The first record of my Sunday waffle-making practice is from a very snowy day in 2015, but it’s a ritual that got started many years before then.
In the beginning, Catherine made the tactical error of making pancakes one Sunday morning. They were very good, and so we clearly expected her to make them every Sunday after that.
She was, rightfully, having none of that, the accumulated tasks of the patriarchy already consuming more than her waking hours. So she cleverly engineered the gift of a waffle-maker for me for Christmas, from her mother, and thus achieved a clean transition from “Catherine’s Sunday Pancakes” to “Pete’s Sunday Waffles.”
And once you make waffles a half-dozen times for a child who revels in routine, it’s basically a lifetime weekly commitment. (To the point where when on vacation in Amersfoort in 2018 we ended up with stroopwafel for breakfast, after which Olivia famously threw up in my shoe; stroopwafel are many things, but they ain’t waffles).
Waffle-maker number one eventually broke; Catherine hurried her mother into the gift of a replacement, lest the expectation of patriarchal pancakes return.
Over the years I’ve stuck to the basic waffle recipe in the manual: 2 cups flour, 3 teaspoons baking powder, salt, 2 cups milk, ¼ cup melted butter, 2 eggs. After Catherine died, and I stopped keeping eggs in the house, I switched to Bob’s Red Mill egg replacer, which results in even better waffles; I should have switched years ago.

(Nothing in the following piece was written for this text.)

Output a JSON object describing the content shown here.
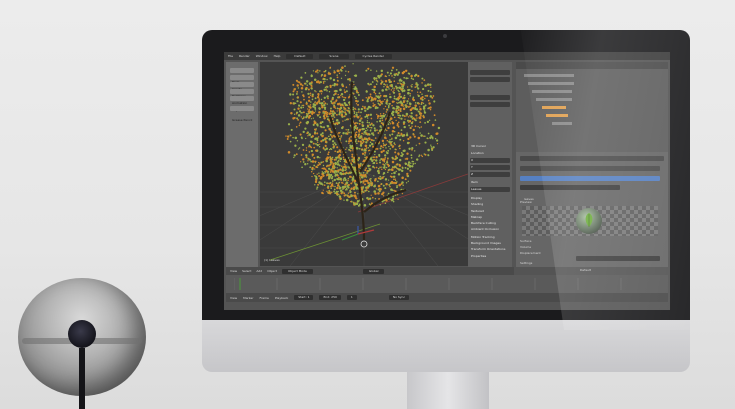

For the last month, though, there’s been trouble in waffle city: the waffles started to stick to the waffle-maker. At first I thought I was leaving out an important part of the recipe, but I triple-checked and I wasn’t, yet week after week I was having to scrape ur-waffles from the maker.
I finally realized that time had worn the non-stick coating off the pans, perhaps aided by the unfortunate “Pete mistakenly buys baking soda instead of powder” incident.
There was nothing to be done, given the centrality of the waffle-making operation to the smooth running of the household, but to replace the waffle-maker. Which is what we did yesterday, finding the same model—the Cuisinart WAF350C—in stock at Bed, Bath, and Beyond.
Tonight I arrived home at 6:30 p.m. after work having neglected to plan for supper; spotting the waffle-maker in the counter, I reasoned that if I switched out the cinnamon and replaced it with some savoury spices, I could make supper waffles.
The waffles turned out perfectly—perhaps my best ever—and were complemented by a cheese sauce that I whipped up while they were cooking.
We’re set for Sunday waffles with this maker for another decade at least. And perhaps—no commitments—the occasional midweek ones too.